Now, unlike a lot of people, I am a champion of review scores. I have heard a lot of arguments for and against that have provided valuable reasoning and critique on the 'out of 10' scoring but I came to realise the other day that the reason for most of the arguments is pretty much all to do with subjective pragmatics (or what YOU think the little numbers mean).
I personally take the review score as an overall roundup of how entertaining the game is, essentially a more in depth 'get it or don't' scale. The problem is the fact that I have an opinion on what review score symbolises and that it differs from other people's interpretation. The score can take on a whole new meaning depending on how you interpret it. For example, I was talking to a close friend about this very subject and when I asked him of his opinion, he said that he sees review scores as how close to 'perfect' the game is, with 10 being nothing of real substance to complain about that effects the core experience in any way. This seems to be what DTOID seems to go by with the descriptions explaining of their scores especially when it comes to the coveted '10'.
Let's re-iterate how DTOID defines the '10 bomb':
'10.0 /10 Flawless Victory: Games rated 10 aren't perfect, since nothing is, but they come as close as you could get in a given genre. The new must-have game in its sector, we're talking pure ecstasy.'
With that answer I quickly responded "Deadly Premonition 10/10".
Don't get me wrong, I love Deadly Premonition, and I am thankful that Jim praised the game as highly as he did but you have to be as crazy as our beloved Francis if you think that Deadly Premonition fits the criteria of near-perfect as DTOID describes it. Now Jim does back up why he loves the game so much when he describes the game as 'being absolutely terrible in a completely hilarious way' but just because a game's knowingly awful doesn't stop it from being awful.
Now this is where reviews and scores collide and sometimes end up opposing each other, which is why I choose to take review scores as I do rather than how close to perfect something is.

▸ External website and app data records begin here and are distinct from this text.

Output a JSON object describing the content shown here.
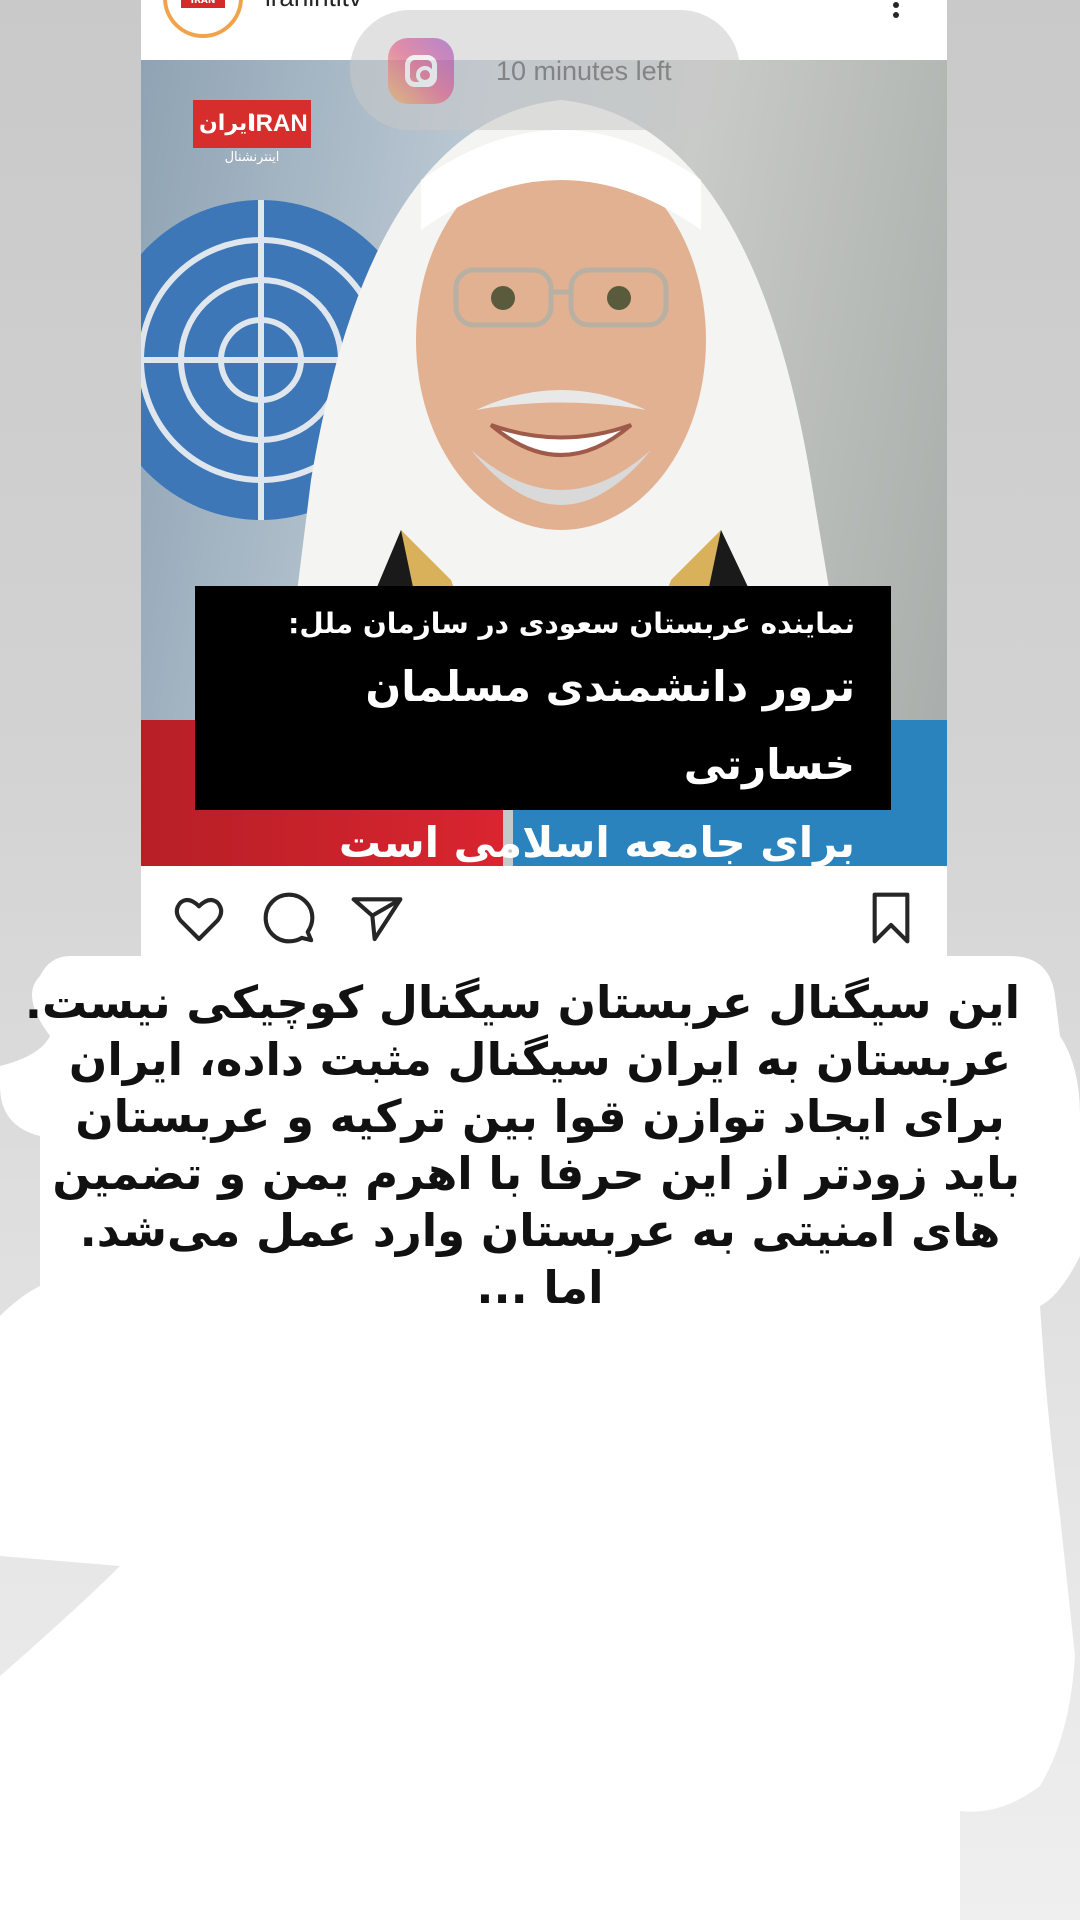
{
  "post": {
    "username": "iranintltv",
    "avatar_logo_text": "IRAN",
    "more_icon": "more-vertical-icon",
    "image": {
      "brand_logo_latin": "IRAN",
      "brand_logo_persian": "ایران",
      "brand_sub": "اینترنشنال",
      "caption_subtitle": "نماینده عربستان سعودی در سازمان ملل:",
      "caption_lines": [
        "ترور دانشمندی مسلمان خسارتی",
        "برای جامعه اسلامی است"
      ]
    },
    "actions": [
      "heart-icon",
      "comment-icon",
      "share-icon",
      "bookmark-icon"
    ]
  },
  "story_overlay": {
    "icon": "instagram-icon",
    "timer_text": "10 minutes left"
  },
  "note": {
    "lines": [
      "این سیگنال عربستان سیگنال کوچیکی نیست.",
      "عربستان به ایران سیگنال مثبت داده، ایران",
      "برای ایجاد توازن قوا بین ترکیه و عربستان",
      "باید زودتر از این حرفا با اهرم یمن و تضمین",
      "های امنیتی به عربستان وارد عمل می‌شد.",
      "اما ..."
    ]
  },
  "colors": {
    "brand_red": "#d62d2d",
    "brand_blue": "#2a83bd",
    "caption_bg": "#000000"
  }
}
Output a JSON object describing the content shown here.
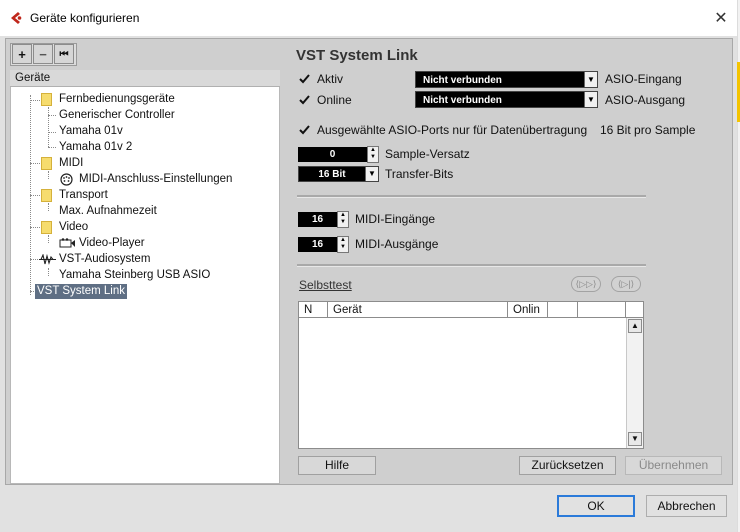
{
  "window": {
    "title": "Geräte konfigurieren",
    "close_glyph": "✕",
    "app_icon": "cubase-icon",
    "edge_accent_color": "#f4c400"
  },
  "toolbar": {
    "add_glyph": "+",
    "remove_glyph": "−",
    "reset_glyph": "⏮"
  },
  "tree": {
    "header": "Geräte",
    "items": [
      {
        "label": "Fernbedienungsgeräte",
        "icon": "folder-icon"
      },
      {
        "label": "Generischer Controller"
      },
      {
        "label": "Yamaha 01v"
      },
      {
        "label": "Yamaha 01v 2"
      },
      {
        "label": "MIDI",
        "icon": "folder-icon"
      },
      {
        "label": "MIDI-Anschluss-Einstellungen",
        "icon": "midi-port-icon"
      },
      {
        "label": "Transport",
        "icon": "folder-icon"
      },
      {
        "label": "Max. Aufnahmezeit"
      },
      {
        "label": "Video",
        "icon": "folder-icon"
      },
      {
        "label": "Video-Player",
        "icon": "video-player-icon"
      },
      {
        "label": "VST-Audiosystem",
        "icon": "audio-system-icon"
      },
      {
        "label": "Yamaha Steinberg USB ASIO"
      },
      {
        "label": "VST System Link",
        "selected": true
      }
    ]
  },
  "settings": {
    "section_title": "VST System Link",
    "aktiv_label": "Aktiv",
    "aktiv_checked": true,
    "online_label": "Online",
    "online_checked": true,
    "asio_input_value": "Nicht verbunden",
    "asio_input_label": "ASIO-Eingang",
    "asio_output_value": "Nicht verbunden",
    "asio_output_label": "ASIO-Ausgang",
    "asio_ports_label": "Ausgewählte ASIO-Ports nur für Datenübertragung",
    "asio_ports_checked": true,
    "bit_info": "16 Bit pro Sample",
    "sample_offset_value": "0",
    "sample_offset_label": "Sample-Versatz",
    "transfer_bits_value": "16 Bit",
    "transfer_bits_label": "Transfer-Bits",
    "midi_in_value": "16",
    "midi_in_label": "MIDI-Eingänge",
    "midi_out_value": "16",
    "midi_out_label": "MIDI-Ausgänge"
  },
  "selftest": {
    "label": "Selbsttest",
    "btn1_glyph": "⟨▷▷⟩",
    "btn2_glyph": "⟨▷|⟩"
  },
  "table": {
    "columns": [
      "N",
      "Gerät",
      "Onlin",
      "",
      ""
    ],
    "rows": []
  },
  "buttons": {
    "help": "Hilfe",
    "reset": "Zurücksetzen",
    "apply": "Übernehmen",
    "ok": "OK",
    "cancel": "Abbrechen"
  }
}
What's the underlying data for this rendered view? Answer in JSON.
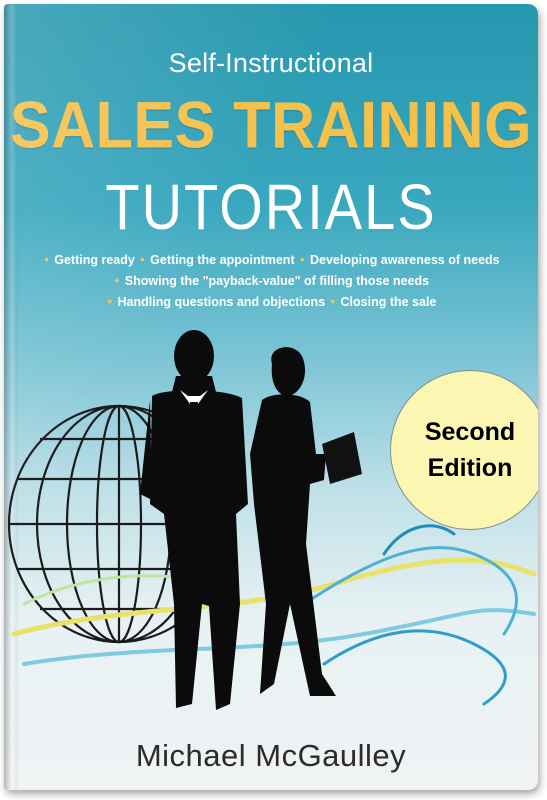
{
  "cover": {
    "subtitle": "Self-Instructional",
    "title_line1": "SALES TRAINING",
    "title_line2": "TUTORIALS",
    "bullets": [
      [
        "Getting ready",
        "Getting the appointment",
        "Developing awareness of needs"
      ],
      [
        "Showing the \"payback-value\" of filling those needs"
      ],
      [
        "Handling questions and objections",
        "Closing the sale"
      ]
    ],
    "bullet_symbol": "•",
    "badge": {
      "line1": "Second",
      "line2": "Edition"
    },
    "author": "Michael McGaulley",
    "illustration": "globe-and-business-people-silhouette",
    "colors": {
      "background_top": "#2597ae",
      "background_bottom": "#f1f3f4",
      "title_gold": "#f6c14b",
      "badge_fill": "#fbf6b2"
    }
  }
}
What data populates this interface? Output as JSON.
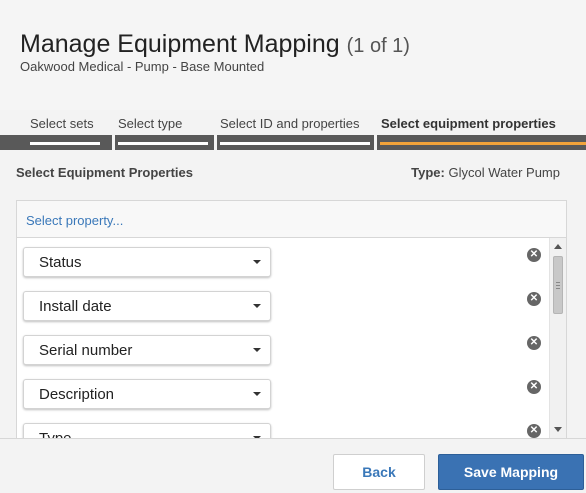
{
  "header": {
    "title": "Manage Equipment Mapping",
    "count": "(1 of 1)",
    "subtitle": "Oakwood Medical - Pump - Base Mounted"
  },
  "steps": [
    {
      "label": "Select sets",
      "active": false
    },
    {
      "label": "Select type",
      "active": false
    },
    {
      "label": "Select ID and properties",
      "active": false
    },
    {
      "label": "Select equipment properties",
      "active": true
    }
  ],
  "section": {
    "title": "Select Equipment Properties",
    "type_label": "Type:",
    "type_value": "Glycol Water Pump"
  },
  "select_property": {
    "placeholder": "Select property..."
  },
  "properties": [
    {
      "label": "Status"
    },
    {
      "label": "Install date"
    },
    {
      "label": "Serial number"
    },
    {
      "label": "Description"
    },
    {
      "label": "Type"
    }
  ],
  "footer": {
    "back_label": "Back",
    "save_label": "Save Mapping"
  },
  "colors": {
    "accent": "#f2a33a",
    "primary": "#3a72b3",
    "link": "#3a78b9"
  }
}
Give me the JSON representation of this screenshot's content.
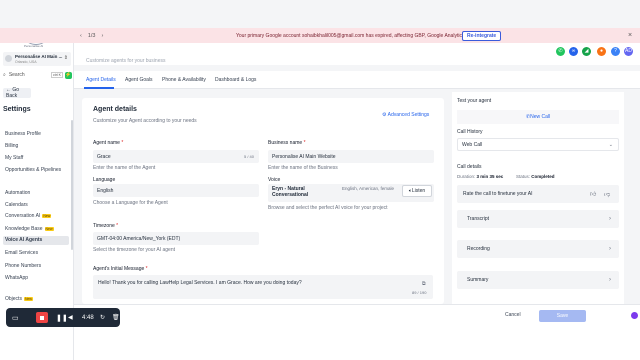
{
  "banner": {
    "pager": "1/3",
    "message": "Your primary Google account sohaibkhalil005@gmail.com has expired, affecting GBP, Google Analytics, etc.",
    "reintegrate": "Re-integrate",
    "close": "×"
  },
  "sidebar": {
    "logo_text": "Personalise AI",
    "account_name": "Personalise AI Main ...",
    "account_sub": "Orlando, USA",
    "search": "Search",
    "kbd": "ctrl K",
    "go_back": "← Go Back",
    "heading": "Settings",
    "items": [
      {
        "label": "Business Profile"
      },
      {
        "label": "Billing"
      },
      {
        "label": "My Staff"
      },
      {
        "label": "Opportunities & Pipelines"
      },
      {
        "label": "Automation"
      },
      {
        "label": "Calendars"
      },
      {
        "label": "Conversation AI",
        "badge": "New"
      },
      {
        "label": "Knowledge Base",
        "badge": "New"
      },
      {
        "label": "Voice AI Agents"
      },
      {
        "label": "Email Services"
      },
      {
        "label": "Phone Numbers"
      },
      {
        "label": "WhatsApp"
      },
      {
        "label": "Objects",
        "badge": "New"
      }
    ]
  },
  "header": {
    "subtitle": "Customize agents for your business"
  },
  "tabs": [
    "Agent Details",
    "Agent Goals",
    "Phone & Availability",
    "Dashboard & Logs"
  ],
  "agent": {
    "title": "Agent details",
    "subtitle": "Customize your Agent according to your needs",
    "advanced": "Advanced Settings",
    "agent_name_label": "Agent name",
    "agent_name_value": "Grace",
    "agent_name_count": "5 / 40",
    "agent_name_hint": "Enter the name of the Agent",
    "business_name_label": "Business name",
    "business_name_value": "Personalise AI Main Website",
    "business_name_hint": "Enter the name of the Business",
    "language_label": "Language",
    "language_value": "English",
    "language_hint": "Choose a Language for the Agent",
    "voice_label": "Voice",
    "voice_name": "Eryn - Natural Conversational",
    "voice_meta": "English, American, female",
    "listen": "Listen",
    "voice_hint": "Browse and select the perfect AI voice for your project",
    "timezone_label": "Timezone",
    "timezone_value": "GMT-04:00 America/New_York (EDT)",
    "timezone_hint": "Select the timezone for your AI agent",
    "initial_label": "Agent's Initial Message",
    "initial_value": "Hello! Thank you for calling LawHelp Legal Services. I am Grace. How are you doing today?",
    "initial_count": "89 / 190"
  },
  "test": {
    "title": "Test your agent",
    "new_call": "New Call",
    "call_history_label": "Call History",
    "call_history_value": "Web Call",
    "call_details": "Call details",
    "duration_label": "Duration:",
    "duration_value": "3 min 35 sec",
    "status_label": "Status:",
    "status_value": "Completed",
    "rate": "Rate the call to finetune your AI",
    "transcript": "Transcript",
    "recording": "Recording",
    "summary": "Summary"
  },
  "footer": {
    "cancel": "Cancel",
    "save": "Save"
  },
  "recorder": {
    "time": "4:48"
  },
  "top_icons": [
    {
      "name": "phone-icon",
      "color": "#22c55e"
    },
    {
      "name": "link-icon",
      "color": "#2563eb"
    },
    {
      "name": "megaphone-icon",
      "color": "#16a34a"
    },
    {
      "name": "bell-icon",
      "color": "#f97316"
    },
    {
      "name": "help-icon",
      "color": "#3b82f6"
    },
    {
      "name": "avatar",
      "color": "#6366f1",
      "label": "AD"
    }
  ]
}
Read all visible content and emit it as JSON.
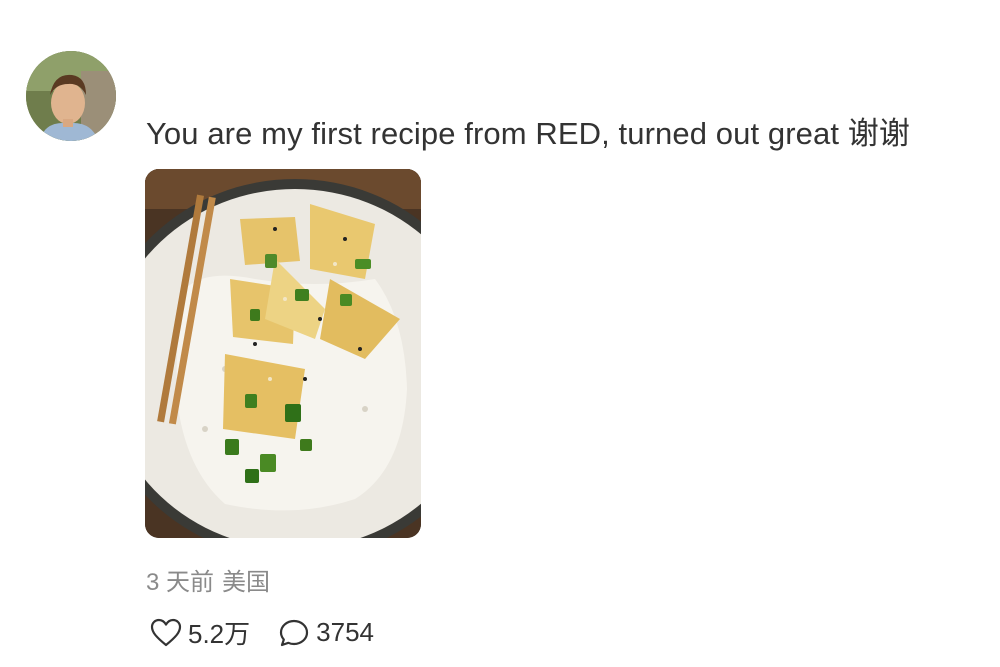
{
  "comment": {
    "avatar_icon": "user-avatar",
    "text": "You are my first recipe from RED, turned out great 谢谢",
    "photo_icon": "food-photo-tofu-rice",
    "meta": {
      "time": "3 天前",
      "location": "美国"
    },
    "actions": {
      "like_icon": "heart-icon",
      "like_count": "5.2万",
      "reply_icon": "comment-bubble-icon",
      "reply_count": "3754"
    }
  }
}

But then again, how do you define perfect? If you take Perfect to mean the enjoyment factor of the game then that is perfectly reasonable to give the game a 10 or do you see it as a mixture of gameplay, narrative, sound design, controls etc standard as I do, that means that the game obviously doesn't fit that criteria or maybe in your opinion it does maybe satire excuses it all or maybe because the gameplay is awful for a reason maybe that means it's not bad but how do you define bad and...aaaaahhhhhhhhhhh!!!!!!!!!!
Look, game review scores should either be a representation of entertainment value or quality as seen by the reviewer. You can't have it both ways.
I like review scores, but they don't seem to like me very much.
Sitting in my bed having recently been fired from my job of an impressive 1 month I've come to seek emotional refuge at good old DTOID, of which i'm a relatively new member, instead of the numerous porn sites I could be at, crushing my self esteem with every tug until culminating in a climax of absolute depression and sobbing into my 'pleasure rag'.
I've noticed recently while browsing through my steam library and being met with "32 minutes played" by about half the games that I own that I seem to be giving up on completing games and saying 'I'll get back to it some time' far more frequently than in previous years. Now I could put this down to my maturing into an adult and not having time to dable in these silly pastimes but seeing as though I am currently at '300 hours played' on Fallout 3 with about 15 being in the past week I don't think that's the case. And I wonder why I got fired?
I think the true cause is the ever decreasing amount I'm paying for games.
About 5 years ago I would have pitched the grandest of all trouser tents if I saw killer 7 for £15 in store, but now with the introduction of steam sales, GoG, the App store, PC indie market, the growth of amazon and ebay and second hand high street chains such as the wonderful CeX we have here in England I now consider for about an hour whether to buy Alan Wake for £4. With all these games at your fingertips at such low cost I think the motivation to play the games diminishes. It's not even that I don't enjoy the games. I have absolutely fallen in love with Lone Survivor despite only having played less than an hour of it but having payed around about 75p for it in a steam sale my attitude when I'm bored tilts less towards, "lets play some Lone Survivor" and more "Let's check CeX and see if I can get that copy of Dreamfall for 50p". I find it sad to admit that a lot of games have almost become disposable products to me due to the throwaway prices.
My suspicions were confirmed when I think of all the games I have bought for over £30 recently I have completed or at least sunk 30+ hours into. Games such as Spec Ops:The Line, Dishonoured, Mass Effect 3 and Sleeping dogs (which I don't really like that much anyway). The best analogy I could think of is gaming is like having a bag of sweets, the odd one tossed your way by a friend or bought as a treat is lovely, a minuscule little jellied treat. But when you bring a whole multipack home and start gorging on the first packet you look at the others in distain. The novelty has worn off and they will sit at the back of a cupboard for months. Unless you payed £30 for that bag of sweets in which case you're going to fucking enjoy it.